Exercise description: Please write out every record below exactly as it stands.

Entries provided:
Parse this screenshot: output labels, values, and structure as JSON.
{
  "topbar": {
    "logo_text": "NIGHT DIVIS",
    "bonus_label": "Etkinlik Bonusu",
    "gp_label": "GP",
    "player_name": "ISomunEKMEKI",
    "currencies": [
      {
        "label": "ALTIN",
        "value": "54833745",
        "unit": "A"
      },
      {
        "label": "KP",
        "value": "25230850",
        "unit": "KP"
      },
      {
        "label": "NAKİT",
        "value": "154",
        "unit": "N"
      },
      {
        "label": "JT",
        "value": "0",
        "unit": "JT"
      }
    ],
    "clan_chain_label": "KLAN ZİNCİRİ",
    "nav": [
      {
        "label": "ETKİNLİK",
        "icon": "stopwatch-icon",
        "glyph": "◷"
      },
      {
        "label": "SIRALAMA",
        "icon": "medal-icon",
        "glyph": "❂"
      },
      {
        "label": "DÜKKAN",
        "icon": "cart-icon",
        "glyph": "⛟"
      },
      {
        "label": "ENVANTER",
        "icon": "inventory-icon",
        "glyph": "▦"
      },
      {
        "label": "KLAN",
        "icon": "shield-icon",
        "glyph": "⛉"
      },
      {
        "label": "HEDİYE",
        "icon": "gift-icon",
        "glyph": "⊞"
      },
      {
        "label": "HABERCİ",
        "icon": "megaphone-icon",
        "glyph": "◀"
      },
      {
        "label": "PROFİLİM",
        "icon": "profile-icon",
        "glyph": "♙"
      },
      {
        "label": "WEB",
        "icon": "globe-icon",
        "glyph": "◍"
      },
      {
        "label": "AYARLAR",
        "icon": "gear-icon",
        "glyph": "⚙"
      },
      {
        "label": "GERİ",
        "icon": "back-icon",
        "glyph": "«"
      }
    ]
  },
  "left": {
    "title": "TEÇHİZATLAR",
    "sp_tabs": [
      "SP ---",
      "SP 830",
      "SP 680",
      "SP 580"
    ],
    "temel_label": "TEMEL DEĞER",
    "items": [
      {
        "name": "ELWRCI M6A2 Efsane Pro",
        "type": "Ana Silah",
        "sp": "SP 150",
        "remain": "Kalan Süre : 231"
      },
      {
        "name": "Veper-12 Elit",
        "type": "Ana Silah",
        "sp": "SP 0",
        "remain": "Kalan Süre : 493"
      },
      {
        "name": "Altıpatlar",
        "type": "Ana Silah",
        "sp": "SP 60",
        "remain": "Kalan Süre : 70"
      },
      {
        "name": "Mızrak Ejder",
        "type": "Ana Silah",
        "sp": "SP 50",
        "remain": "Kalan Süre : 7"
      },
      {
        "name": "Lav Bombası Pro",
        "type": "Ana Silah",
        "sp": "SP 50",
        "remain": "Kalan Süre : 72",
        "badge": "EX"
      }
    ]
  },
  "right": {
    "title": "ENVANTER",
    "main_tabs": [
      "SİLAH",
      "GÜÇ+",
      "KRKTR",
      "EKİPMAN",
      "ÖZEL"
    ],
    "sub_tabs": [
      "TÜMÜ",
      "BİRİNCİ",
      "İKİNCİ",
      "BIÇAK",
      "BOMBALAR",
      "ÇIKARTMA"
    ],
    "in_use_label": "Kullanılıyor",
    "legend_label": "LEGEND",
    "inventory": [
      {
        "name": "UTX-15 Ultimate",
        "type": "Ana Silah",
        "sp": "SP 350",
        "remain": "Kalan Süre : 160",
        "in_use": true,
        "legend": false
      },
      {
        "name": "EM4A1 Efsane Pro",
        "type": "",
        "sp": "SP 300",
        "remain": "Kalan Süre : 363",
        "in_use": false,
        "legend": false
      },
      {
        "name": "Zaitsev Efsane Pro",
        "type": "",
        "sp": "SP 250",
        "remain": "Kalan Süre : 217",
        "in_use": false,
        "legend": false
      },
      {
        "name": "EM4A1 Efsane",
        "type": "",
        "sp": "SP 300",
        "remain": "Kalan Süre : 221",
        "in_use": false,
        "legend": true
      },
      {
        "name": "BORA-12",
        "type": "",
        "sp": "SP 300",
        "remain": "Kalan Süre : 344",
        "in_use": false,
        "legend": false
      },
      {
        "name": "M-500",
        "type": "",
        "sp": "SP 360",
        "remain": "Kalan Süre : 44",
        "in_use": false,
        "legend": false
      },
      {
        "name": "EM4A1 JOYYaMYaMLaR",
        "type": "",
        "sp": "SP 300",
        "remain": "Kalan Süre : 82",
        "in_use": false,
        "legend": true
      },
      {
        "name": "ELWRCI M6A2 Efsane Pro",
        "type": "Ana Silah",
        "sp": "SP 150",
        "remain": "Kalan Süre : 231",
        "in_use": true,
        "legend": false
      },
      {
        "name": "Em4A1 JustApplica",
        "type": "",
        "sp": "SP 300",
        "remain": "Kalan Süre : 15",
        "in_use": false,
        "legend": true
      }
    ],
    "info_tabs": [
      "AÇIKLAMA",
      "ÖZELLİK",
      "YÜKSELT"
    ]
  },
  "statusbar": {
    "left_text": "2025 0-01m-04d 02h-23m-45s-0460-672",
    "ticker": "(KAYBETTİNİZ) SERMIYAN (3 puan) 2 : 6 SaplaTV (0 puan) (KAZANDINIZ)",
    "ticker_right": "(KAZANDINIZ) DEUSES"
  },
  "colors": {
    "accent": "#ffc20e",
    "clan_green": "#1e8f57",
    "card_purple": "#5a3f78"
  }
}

Output of the task:
Parse this screenshot: output labels, values, and structure as JSON.
{
  "topbar": {
    "logo_text": "NIGHT DIVIS",
    "bonus_label": "Etkinlik Bonusu",
    "gp_label": "GP",
    "player_name": "ISomunEKMEKI",
    "currencies": [
      {
        "label": "ALTIN",
        "value": "54833745",
        "unit": "A"
      },
      {
        "label": "KP",
        "value": "25230850",
        "unit": "KP"
      },
      {
        "label": "NAKİT",
        "value": "154",
        "unit": "N"
      },
      {
        "label": "JT",
        "value": "0",
        "unit": "JT"
      }
    ],
    "clan_chain_label": "KLAN ZİNCİRİ",
    "nav": [
      {
        "label": "ETKİNLİK",
        "icon": "stopwatch-icon",
        "glyph": "◷"
      },
      {
        "label": "SIRALAMA",
        "icon": "medal-icon",
        "glyph": "❂"
      },
      {
        "label": "DÜKKAN",
        "icon": "cart-icon",
        "glyph": "⛟"
      },
      {
        "label": "ENVANTER",
        "icon": "inventory-icon",
        "glyph": "▦"
      },
      {
        "label": "KLAN",
        "icon": "shield-icon",
        "glyph": "⛉"
      },
      {
        "label": "HEDİYE",
        "icon": "gift-icon",
        "glyph": "⊞"
      },
      {
        "label": "HABERCİ",
        "icon": "megaphone-icon",
        "glyph": "◀"
      },
      {
        "label": "PROFİLİM",
        "icon": "profile-icon",
        "glyph": "♙"
      },
      {
        "label": "WEB",
        "icon": "globe-icon",
        "glyph": "◍"
      },
      {
        "label": "AYARLAR",
        "icon": "gear-icon",
        "glyph": "⚙"
      },
      {
        "label": "GERİ",
        "icon": "back-icon",
        "glyph": "«"
      }
    ]
  },
  "left": {
    "title": "TEÇHİZATLAR",
    "sp_tabs": [
      "SP ---",
      "SP 830",
      "SP 680",
      "SP 580"
    ],
    "temel_label": "TEMEL DEĞER",
    "items": [
      {
        "name": "ELWRCI M6A2 Efsane Pro",
        "type": "Ana Silah",
        "sp": "SP 150",
        "remain": "Kalan Süre : 231"
      },
      {
        "name": "Veper-12 Elit",
        "type": "Ana Silah",
        "sp": "SP 0",
        "remain": "Kalan Süre : 493"
      },
      {
        "name": "Altıpatlar",
        "type": "Ana Silah",
        "sp": "SP 60",
        "remain": "Kalan Süre : 70"
      },
      {
        "name": "Mızrak Ejder",
        "type": "Ana Silah",
        "sp": "SP 50",
        "remain": "Kalan Süre : 7"
      },
      {
        "name": "Lav Bombası Pro",
        "type": "Ana Silah",
        "sp": "SP 50",
        "remain": "Kalan Süre : 72",
        "badge": "EX"
      }
    ]
  },
  "right": {
    "title": "ENVANTER",
    "main_tabs": [
      "SİLAH",
      "GÜÇ+",
      "KRKTR",
      "EKİPMAN",
      "ÖZEL"
    ],
    "sub_tabs": [
      "TÜMÜ",
      "BİRİNCİ",
      "İKİNCİ",
      "BIÇAK",
      "BOMBALAR",
      "ÇIKARTMA"
    ],
    "in_use_label": "Kullanılıyor",
    "legend_label": "LEGEND",
    "inventory": [
      {
        "name": "UTX-15 Ultimate",
        "type": "Ana Silah",
        "sp": "SP 350",
        "remain": "Kalan Süre : 160",
        "in_use": true,
        "legend": false
      },
      {
        "name": "EM4A1 Efsane Pro",
        "type": "",
        "sp": "SP 300",
        "remain": "Kalan Süre : 363",
        "in_use": false,
        "legend": false
      },
      {
        "name": "Zaitsev Efsane Pro",
        "type": "",
        "sp": "SP 250",
        "remain": "Kalan Süre : 217",
        "in_use": false,
        "legend": false
      },
      {
        "name": "EM4A1 Efsane",
        "type": "",
        "sp": "SP 300",
        "remain": "Kalan Süre : 221",
        "in_use": false,
        "legend": true
      },
      {
        "name": "BORA-12",
        "type": "",
        "sp": "SP 300",
        "remain": "Kalan Süre : 344",
        "in_use": false,
        "legend": false
      },
      {
        "name": "M-500",
        "type": "",
        "sp": "SP 360",
        "remain": "Kalan Süre : 44",
        "in_use": false,
        "legend": false
      },
      {
        "name": "EM4A1 JOYYaMYaMLaR",
        "type": "",
        "sp": "SP 300",
        "remain": "Kalan Süre : 82",
        "in_use": false,
        "legend": true
      },
      {
        "name": "ELWRCI M6A2 Efsane Pro",
        "type": "Ana Silah",
        "sp": "SP 150",
        "remain": "Kalan Süre : 231",
        "in_use": true,
        "legend": false
      },
      {
        "name": "Em4A1 JustApplica",
        "type": "",
        "sp": "SP 300",
        "remain": "Kalan Süre : 15",
        "in_use": false,
        "legend": true
      }
    ],
    "info_tabs": [
      "AÇIKLAMA",
      "ÖZELLİK",
      "YÜKSELT"
    ]
  },
  "statusbar": {
    "left_text": "2025 0-01m-04d 02h-23m-45s-0460-672",
    "ticker": "(KAYBETTİNİZ) SERMIYAN (3 puan) 2 : 6 SaplaTV (0 puan) (KAZANDINIZ)",
    "ticker_right": "(KAZANDINIZ) DEUSES"
  },
  "colors": {
    "accent": "#ffc20e",
    "clan_green": "#1e8f57",
    "card_purple": "#5a3f78"
  }
}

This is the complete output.